The impact of overseas disinformation about trans people could also be traced, Hannah said. For several months, The Disinformation Project has seen an increase in content about trans people, often in the form of videos, from the US and the UK. When Keen-Minshull arrived in Australia in mid-March, the conversation in New Zealand groups intensified. “The type of imagery used was more overtly violent, and included overt references to far-right and neo-Nazi ideology.”
One example of the dramatic spike in anti-trans ideas is in the digital activity of white nationalist group Action Zealandia. Between March 26 and 31, the time of Keen-Minshull’s visit, Action Zealandia published 42 posts in their Telegram channel. In contrast, at the height of the parliament protest in February 2022, the group posted 52 times – across an entire week.
Action Zealandia also targeted Greens co-leader Marama Davidson, whose comments about the role of cis white men in perpetuating violence, made at the counter-protest after she was hit by a motorbike, were widely publicised. The level of hatred directed towards Davidson was comparable to the level of hatred aimed at former prime minister Jacinda Ardern at the time of her resignation in January, said the researchers.
The research describes the rapid shift to focusing on trans people as an example of “community bridging”, where members of a community formed around one set of ideas, such as neo-Nazi ideology or anti-vaccine rhetoric, incorporate a new set of ideas into their shared identity. Hannah emphasises that many of the members and audience within these channels are “quite ordinary people” who have become involved in a narrative that has drastically changed from initial Covid denial in 2020. “They may not be living lives that are part of any kind of extremist group, but the ideas of the spaces they’re in online advocate extremist hate.”
The study’s authors note different behaviours on each platform. On Telegram, where groups are closed and unmoderated, gifs, images and videos were shared freely. Initially a messaging app, Telegram’s transition to having social features like open channels made it a platform of choice for discussion that moderation on Facebook, YouTube and Instagram doesn’t allow, said Hannah.

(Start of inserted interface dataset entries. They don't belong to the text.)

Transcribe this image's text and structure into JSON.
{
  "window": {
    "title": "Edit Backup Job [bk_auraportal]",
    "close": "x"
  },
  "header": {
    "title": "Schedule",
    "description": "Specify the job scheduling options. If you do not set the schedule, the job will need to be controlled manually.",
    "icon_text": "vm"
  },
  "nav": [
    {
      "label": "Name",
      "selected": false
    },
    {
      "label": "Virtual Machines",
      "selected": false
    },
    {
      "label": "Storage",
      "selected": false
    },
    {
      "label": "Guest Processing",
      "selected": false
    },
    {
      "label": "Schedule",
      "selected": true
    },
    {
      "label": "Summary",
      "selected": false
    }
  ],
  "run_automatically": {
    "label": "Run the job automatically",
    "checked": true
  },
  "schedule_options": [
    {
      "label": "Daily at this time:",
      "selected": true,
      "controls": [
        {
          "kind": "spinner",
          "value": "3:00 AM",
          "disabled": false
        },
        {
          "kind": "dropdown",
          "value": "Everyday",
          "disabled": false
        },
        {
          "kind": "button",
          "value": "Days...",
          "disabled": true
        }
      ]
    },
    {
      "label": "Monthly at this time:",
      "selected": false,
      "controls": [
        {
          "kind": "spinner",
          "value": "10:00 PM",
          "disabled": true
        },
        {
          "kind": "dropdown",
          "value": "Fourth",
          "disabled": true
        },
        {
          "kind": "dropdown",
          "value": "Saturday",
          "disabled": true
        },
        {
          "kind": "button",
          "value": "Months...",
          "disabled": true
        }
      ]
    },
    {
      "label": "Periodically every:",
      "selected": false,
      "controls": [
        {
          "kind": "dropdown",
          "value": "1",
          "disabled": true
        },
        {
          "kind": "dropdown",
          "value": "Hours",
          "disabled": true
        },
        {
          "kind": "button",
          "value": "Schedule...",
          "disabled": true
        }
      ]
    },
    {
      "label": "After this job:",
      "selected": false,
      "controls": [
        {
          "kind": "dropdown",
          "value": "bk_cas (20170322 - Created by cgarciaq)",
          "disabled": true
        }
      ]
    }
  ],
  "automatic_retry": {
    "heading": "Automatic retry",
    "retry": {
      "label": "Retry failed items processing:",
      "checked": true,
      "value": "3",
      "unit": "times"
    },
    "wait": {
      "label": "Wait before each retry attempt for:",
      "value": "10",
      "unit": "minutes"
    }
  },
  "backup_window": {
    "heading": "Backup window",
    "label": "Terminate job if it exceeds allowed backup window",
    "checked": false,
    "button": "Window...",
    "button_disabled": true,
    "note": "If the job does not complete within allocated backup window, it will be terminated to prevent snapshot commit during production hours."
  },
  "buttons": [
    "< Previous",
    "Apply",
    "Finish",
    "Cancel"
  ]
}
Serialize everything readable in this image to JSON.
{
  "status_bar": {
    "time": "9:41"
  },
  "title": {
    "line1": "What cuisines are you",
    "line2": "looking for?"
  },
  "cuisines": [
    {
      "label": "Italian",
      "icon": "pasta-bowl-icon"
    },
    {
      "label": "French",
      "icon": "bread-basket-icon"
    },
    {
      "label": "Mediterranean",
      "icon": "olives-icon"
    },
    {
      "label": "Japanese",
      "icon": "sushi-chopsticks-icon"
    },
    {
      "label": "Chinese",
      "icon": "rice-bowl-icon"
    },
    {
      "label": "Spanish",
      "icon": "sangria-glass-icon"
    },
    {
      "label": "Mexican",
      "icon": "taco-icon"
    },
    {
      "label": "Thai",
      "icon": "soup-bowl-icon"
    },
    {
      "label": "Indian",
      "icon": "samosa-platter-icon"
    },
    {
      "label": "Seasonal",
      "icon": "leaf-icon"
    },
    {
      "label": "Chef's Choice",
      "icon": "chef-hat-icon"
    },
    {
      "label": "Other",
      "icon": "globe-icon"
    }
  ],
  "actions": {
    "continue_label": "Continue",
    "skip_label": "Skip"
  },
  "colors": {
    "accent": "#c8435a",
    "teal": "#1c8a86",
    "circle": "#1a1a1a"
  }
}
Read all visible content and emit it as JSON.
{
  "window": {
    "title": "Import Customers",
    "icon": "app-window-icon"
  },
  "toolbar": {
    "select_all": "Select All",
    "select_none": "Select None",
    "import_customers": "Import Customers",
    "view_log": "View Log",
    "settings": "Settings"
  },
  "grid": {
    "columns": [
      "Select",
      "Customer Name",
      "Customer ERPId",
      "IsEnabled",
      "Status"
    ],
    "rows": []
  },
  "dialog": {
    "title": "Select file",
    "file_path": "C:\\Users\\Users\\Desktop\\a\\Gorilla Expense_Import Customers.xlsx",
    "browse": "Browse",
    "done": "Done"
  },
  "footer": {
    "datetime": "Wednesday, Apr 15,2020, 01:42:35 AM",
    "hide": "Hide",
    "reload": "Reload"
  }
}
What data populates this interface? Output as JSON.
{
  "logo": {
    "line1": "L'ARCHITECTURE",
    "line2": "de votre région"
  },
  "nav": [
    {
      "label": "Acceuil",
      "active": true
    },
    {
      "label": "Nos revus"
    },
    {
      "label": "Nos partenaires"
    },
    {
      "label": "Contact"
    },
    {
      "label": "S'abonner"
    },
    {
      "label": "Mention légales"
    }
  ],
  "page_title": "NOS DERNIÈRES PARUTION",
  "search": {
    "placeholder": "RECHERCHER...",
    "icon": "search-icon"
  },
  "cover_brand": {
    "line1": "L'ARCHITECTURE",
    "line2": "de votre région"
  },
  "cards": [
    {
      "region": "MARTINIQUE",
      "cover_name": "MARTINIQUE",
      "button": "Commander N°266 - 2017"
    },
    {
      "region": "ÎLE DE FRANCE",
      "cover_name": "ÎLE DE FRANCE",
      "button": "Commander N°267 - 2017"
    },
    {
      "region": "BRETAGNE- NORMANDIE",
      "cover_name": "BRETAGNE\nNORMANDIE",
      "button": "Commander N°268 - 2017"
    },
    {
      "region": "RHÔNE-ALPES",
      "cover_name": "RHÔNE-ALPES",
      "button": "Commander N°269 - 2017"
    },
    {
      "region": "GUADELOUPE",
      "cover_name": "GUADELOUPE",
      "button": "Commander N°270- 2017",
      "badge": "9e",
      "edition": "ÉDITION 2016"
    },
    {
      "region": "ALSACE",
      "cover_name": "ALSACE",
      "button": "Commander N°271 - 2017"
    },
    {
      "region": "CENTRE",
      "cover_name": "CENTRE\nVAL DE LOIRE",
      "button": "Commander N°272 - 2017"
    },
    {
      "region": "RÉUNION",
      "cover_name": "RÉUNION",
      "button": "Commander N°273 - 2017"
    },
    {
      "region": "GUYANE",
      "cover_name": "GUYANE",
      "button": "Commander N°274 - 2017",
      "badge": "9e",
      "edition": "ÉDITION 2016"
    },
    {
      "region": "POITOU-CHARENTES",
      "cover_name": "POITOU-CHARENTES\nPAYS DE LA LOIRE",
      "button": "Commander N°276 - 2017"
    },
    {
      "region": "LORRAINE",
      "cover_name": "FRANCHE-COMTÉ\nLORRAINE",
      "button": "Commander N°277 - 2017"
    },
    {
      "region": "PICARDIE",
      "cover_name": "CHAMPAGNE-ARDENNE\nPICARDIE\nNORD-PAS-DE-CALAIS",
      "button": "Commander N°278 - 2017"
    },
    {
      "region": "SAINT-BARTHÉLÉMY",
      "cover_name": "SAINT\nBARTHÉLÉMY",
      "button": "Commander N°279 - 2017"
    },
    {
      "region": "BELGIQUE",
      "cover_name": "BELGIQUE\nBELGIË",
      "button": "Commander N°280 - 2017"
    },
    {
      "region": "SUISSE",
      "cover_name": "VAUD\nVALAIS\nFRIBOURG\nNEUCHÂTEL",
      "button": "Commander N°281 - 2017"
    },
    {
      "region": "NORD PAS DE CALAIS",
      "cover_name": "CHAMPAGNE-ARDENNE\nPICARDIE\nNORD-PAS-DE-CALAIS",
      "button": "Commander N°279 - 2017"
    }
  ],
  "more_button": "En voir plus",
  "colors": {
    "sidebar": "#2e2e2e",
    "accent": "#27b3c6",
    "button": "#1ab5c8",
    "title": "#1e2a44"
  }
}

Meanwhile, on these more mainstream platforms, closed groups and the normalisation of hearing from strangers made slightly toned-down versions of the ideology accessible to a wider audience.
Responding to the report in comments provided to the Science Media Centre, Kyle Tan, a research fellow at the University of Waikato, said it “speaks directly to how trans people are made a scapegoat amidst the disinformation campaign to reproduce and reinforce white supremacy”. He emphasised that trans people are statistically much more vulnerable to incidents of sexual violence, and that there is no evidence to show trans people perpetrate violence against cisgender women or children.
The report is deeply concerning, John Fenaughty, senior lecturer in counselling and social work at the University of Auckland, said. “Now is the time to redouble our efforts to understand and reduce the discrimination that trans people face. More resourcing to support trans people and communities in the face of this transphobia is vital.”
The data shows a vivid and measurable example of how online communities share ideas. But while it’s academically interesting, Hannah says she keeps in mind the people who are really affected. While anti-mandate protests targeted politicians and the media, groups who have some power, influence and therefore protection, anti-trans words online target a much more vulnerable group. “This is extreme levels of hate directed towards people who just want to exist and get on with their lives.”